* **PROBLEM DESCRIPTION**
Look through the data that follows and copy each line with the string "size".

* **Stored data**
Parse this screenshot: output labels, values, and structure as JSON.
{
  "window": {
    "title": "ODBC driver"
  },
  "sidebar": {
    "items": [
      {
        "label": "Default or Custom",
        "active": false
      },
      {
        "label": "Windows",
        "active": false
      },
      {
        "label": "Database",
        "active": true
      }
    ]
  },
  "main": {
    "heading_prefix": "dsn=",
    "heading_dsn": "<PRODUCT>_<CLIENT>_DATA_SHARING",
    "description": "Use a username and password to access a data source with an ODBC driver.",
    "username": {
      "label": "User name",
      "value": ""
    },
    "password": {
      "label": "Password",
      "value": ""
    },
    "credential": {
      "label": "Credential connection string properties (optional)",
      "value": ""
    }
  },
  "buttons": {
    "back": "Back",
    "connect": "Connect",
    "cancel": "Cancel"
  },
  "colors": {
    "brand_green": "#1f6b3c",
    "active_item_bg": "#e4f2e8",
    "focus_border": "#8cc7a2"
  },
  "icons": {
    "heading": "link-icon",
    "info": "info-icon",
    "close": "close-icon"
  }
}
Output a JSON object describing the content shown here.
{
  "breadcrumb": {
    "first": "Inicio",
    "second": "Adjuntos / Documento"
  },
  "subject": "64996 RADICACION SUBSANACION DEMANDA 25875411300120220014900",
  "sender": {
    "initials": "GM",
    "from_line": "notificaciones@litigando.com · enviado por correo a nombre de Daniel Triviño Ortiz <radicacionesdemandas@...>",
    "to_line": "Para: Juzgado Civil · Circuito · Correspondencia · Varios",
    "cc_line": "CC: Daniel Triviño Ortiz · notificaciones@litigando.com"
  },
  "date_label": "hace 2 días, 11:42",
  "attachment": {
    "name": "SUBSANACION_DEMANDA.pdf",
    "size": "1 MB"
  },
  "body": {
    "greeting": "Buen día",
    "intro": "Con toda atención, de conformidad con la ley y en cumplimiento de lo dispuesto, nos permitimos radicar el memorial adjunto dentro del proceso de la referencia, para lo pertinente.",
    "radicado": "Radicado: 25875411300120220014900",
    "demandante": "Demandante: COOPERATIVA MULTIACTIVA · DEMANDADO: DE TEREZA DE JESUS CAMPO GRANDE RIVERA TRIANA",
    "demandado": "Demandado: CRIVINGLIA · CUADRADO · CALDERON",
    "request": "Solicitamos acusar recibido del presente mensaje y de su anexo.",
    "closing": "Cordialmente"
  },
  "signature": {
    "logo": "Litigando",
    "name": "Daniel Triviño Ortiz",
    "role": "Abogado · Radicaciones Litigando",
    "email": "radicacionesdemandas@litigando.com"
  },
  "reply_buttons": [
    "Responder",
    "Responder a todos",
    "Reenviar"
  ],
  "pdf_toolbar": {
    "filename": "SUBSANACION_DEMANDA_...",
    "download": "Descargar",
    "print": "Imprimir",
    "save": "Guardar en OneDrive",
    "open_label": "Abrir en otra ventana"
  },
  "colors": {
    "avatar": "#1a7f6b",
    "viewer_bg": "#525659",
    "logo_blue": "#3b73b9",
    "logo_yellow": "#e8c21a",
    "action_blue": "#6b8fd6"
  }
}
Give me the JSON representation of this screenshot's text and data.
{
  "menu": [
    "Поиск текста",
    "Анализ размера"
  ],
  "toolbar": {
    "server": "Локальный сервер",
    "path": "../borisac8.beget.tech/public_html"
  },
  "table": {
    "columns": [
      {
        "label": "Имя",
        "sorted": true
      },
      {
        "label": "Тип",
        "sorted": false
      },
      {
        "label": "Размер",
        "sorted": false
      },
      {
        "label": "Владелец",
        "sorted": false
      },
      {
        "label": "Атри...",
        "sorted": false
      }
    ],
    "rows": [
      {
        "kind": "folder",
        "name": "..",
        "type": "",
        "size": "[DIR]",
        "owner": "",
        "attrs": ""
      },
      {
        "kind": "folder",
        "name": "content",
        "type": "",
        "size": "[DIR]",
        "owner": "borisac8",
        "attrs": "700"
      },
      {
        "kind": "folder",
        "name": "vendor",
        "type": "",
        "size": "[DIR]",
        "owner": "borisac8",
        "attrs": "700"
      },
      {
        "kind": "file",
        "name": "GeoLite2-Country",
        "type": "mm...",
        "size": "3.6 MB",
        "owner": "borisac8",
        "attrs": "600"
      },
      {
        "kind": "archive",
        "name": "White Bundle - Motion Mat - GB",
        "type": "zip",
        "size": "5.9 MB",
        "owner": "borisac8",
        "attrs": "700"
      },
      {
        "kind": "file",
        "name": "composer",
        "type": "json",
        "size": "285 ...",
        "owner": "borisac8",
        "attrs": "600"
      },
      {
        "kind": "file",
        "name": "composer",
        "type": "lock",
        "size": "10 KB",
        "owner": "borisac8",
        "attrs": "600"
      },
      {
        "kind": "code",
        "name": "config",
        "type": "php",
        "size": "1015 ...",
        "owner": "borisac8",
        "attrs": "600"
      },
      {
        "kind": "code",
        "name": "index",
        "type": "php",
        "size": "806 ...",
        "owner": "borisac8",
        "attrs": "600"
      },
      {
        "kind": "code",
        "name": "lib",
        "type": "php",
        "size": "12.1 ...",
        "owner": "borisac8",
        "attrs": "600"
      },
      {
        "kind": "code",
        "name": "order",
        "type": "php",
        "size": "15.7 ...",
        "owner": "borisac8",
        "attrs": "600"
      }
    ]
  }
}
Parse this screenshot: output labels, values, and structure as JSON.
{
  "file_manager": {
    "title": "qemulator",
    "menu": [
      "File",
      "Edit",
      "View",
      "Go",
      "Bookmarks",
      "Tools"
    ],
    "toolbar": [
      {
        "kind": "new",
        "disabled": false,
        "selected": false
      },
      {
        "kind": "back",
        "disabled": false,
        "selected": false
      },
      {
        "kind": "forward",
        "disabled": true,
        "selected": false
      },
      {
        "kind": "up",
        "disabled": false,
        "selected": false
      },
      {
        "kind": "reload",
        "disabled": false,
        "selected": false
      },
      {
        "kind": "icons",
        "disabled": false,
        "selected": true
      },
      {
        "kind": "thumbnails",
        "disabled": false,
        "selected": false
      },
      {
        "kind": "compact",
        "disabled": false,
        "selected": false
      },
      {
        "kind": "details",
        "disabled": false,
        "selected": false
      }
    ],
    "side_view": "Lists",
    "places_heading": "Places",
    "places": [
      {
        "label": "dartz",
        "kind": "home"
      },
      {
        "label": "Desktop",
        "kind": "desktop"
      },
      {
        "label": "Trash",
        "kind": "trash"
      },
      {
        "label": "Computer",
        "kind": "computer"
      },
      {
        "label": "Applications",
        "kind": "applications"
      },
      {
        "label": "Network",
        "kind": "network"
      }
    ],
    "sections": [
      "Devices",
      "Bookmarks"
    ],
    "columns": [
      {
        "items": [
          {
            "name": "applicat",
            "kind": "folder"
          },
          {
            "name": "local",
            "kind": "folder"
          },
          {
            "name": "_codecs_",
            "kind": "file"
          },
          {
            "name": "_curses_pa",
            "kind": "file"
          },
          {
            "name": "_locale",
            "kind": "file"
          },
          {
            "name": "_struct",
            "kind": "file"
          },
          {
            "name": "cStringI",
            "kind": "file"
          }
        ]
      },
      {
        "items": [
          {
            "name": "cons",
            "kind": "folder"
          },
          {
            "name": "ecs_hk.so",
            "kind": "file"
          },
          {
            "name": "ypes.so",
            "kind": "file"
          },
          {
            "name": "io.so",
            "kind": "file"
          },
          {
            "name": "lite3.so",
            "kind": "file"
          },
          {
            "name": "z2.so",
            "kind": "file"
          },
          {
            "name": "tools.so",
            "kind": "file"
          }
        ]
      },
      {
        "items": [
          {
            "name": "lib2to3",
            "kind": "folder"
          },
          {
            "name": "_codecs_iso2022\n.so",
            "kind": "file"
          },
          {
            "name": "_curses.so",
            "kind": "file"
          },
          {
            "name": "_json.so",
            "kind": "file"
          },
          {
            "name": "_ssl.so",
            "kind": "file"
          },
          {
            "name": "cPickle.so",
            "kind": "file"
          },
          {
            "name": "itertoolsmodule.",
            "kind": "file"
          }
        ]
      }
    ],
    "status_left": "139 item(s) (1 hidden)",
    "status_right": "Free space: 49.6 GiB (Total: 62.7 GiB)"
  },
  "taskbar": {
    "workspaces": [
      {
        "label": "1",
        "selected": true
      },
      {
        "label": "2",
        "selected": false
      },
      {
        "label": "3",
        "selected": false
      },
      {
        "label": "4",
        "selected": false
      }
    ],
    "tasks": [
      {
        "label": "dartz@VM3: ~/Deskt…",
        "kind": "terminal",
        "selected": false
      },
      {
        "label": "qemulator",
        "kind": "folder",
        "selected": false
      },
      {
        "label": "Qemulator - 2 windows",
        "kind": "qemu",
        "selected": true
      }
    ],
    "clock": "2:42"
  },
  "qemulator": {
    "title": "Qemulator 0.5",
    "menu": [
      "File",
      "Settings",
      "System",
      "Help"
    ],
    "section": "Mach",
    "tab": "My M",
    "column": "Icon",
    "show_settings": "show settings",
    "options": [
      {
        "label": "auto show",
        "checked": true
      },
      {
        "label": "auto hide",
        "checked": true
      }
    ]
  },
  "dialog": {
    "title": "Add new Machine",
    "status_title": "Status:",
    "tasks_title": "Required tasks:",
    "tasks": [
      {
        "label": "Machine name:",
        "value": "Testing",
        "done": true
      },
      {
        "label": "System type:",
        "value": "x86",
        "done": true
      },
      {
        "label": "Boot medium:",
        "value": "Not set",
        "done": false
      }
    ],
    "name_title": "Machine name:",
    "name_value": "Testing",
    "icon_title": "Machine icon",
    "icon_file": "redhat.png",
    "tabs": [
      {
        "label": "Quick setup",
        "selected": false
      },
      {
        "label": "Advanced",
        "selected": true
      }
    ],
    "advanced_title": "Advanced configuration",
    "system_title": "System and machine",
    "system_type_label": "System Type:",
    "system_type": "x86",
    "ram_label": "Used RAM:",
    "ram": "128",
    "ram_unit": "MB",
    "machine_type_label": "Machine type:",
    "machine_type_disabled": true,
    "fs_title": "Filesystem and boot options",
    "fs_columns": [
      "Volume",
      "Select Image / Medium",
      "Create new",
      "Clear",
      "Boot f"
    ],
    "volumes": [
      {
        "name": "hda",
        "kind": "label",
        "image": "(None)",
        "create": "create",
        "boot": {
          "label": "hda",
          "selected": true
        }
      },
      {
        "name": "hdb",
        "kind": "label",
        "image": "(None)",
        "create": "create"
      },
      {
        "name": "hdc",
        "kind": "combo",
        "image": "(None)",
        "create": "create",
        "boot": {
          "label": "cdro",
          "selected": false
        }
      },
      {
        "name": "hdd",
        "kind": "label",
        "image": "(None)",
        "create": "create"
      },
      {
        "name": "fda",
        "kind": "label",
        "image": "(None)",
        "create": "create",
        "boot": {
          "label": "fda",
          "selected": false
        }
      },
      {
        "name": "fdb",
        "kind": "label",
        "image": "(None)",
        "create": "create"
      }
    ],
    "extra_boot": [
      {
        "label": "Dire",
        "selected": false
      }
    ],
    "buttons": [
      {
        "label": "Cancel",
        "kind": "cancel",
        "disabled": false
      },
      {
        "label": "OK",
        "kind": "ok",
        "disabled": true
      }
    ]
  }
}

* **RESULT OF THIS TASK**
    "size": "1 MB"
        "size": "[DIR]",
        "size": "[DIR]",
        "size": "[DIR]",
        "size": "3.6 MB",
        "size": "5.9 MB",
        "size": "285 ...",
        "size": "10 KB",
        "size": "1015 ...",
        "size": "806 ...",
        "size": "12.1 ...",
        "size": "15.7 ...",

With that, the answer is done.